"""
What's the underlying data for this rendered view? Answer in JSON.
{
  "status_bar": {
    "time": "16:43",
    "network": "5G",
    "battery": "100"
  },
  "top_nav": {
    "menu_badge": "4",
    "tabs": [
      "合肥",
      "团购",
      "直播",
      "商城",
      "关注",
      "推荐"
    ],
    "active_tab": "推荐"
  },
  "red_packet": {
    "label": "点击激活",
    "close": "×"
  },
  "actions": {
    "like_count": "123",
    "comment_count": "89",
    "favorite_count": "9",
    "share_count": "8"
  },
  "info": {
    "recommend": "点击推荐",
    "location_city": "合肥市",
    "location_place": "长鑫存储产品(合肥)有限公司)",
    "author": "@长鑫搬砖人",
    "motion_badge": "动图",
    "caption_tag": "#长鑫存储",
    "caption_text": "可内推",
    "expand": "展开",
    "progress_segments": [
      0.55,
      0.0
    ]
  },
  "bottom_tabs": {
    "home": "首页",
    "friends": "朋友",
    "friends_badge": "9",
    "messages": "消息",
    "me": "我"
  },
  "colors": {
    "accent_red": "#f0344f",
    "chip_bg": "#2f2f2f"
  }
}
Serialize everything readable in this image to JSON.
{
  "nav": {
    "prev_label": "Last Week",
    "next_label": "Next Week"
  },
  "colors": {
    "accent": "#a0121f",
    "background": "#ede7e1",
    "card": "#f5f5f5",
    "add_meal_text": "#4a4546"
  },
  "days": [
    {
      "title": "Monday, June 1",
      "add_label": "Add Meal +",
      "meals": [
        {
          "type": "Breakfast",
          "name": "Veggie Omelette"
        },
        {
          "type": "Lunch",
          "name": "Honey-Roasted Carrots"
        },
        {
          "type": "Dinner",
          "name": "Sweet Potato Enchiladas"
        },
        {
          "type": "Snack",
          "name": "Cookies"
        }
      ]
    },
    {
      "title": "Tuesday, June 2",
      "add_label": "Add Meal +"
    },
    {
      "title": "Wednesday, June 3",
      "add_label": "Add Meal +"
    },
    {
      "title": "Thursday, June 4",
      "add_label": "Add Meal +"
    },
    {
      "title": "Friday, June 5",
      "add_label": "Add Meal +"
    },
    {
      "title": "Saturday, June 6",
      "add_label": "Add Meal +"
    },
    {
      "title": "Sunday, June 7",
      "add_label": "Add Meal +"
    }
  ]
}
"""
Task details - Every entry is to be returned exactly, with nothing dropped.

Solution to the problem -
What's the underlying data for this rendered view? Answer in JSON.
{
  "status_bar": {
    "time": "16:43",
    "network": "5G",
    "battery": "100"
  },
  "top_nav": {
    "menu_badge": "4",
    "tabs": [
      "合肥",
      "团购",
      "直播",
      "商城",
      "关注",
      "推荐"
    ],
    "active_tab": "推荐"
  },
  "red_packet": {
    "label": "点击激活",
    "close": "×"
  },
  "actions": {
    "like_count": "123",
    "comment_count": "89",
    "favorite_count": "9",
    "share_count": "8"
  },
  "info": {
    "recommend": "点击推荐",
    "location_city": "合肥市",
    "location_place": "长鑫存储产品(合肥)有限公司)",
    "author": "@长鑫搬砖人",
    "motion_badge": "动图",
    "caption_tag": "#长鑫存储",
    "caption_text": "可内推",
    "expand": "展开",
    "progress_segments": [
      0.55,
      0.0
    ]
  },
  "bottom_tabs": {
    "home": "首页",
    "friends": "朋友",
    "friends_badge": "9",
    "messages": "消息",
    "me": "我"
  },
  "colors": {
    "accent_red": "#f0344f",
    "chip_bg": "#2f2f2f"
  }
}
Serialize everything readable in this image to JSON.
{
  "nav": {
    "prev_label": "Last Week",
    "next_label": "Next Week"
  },
  "colors": {
    "accent": "#a0121f",
    "background": "#ede7e1",
    "card": "#f5f5f5",
    "add_meal_text": "#4a4546"
  },
  "days": [
    {
      "title": "Monday, June 1",
      "add_label": "Add Meal +",
      "meals": [
        {
          "type": "Breakfast",
          "name": "Veggie Omelette"
        },
        {
          "type": "Lunch",
          "name": "Honey-Roasted Carrots"
        },
        {
          "type": "Dinner",
          "name": "Sweet Potato Enchiladas"
        },
        {
          "type": "Snack",
          "name": "Cookies"
        }
      ]
    },
    {
      "title": "Tuesday, June 2",
      "add_label": "Add Meal +"
    },
    {
      "title": "Wednesday, June 3",
      "add_label": "Add Meal +"
    },
    {
      "title": "Thursday, June 4",
      "add_label": "Add Meal +"
    },
    {
      "title": "Friday, June 5",
      "add_label": "Add Meal +"
    },
    {
      "title": "Saturday, June 6",
      "add_label": "Add Meal +"
    },
    {
      "title": "Sunday, June 7",
      "add_label": "Add Meal +"
    }
  ]
}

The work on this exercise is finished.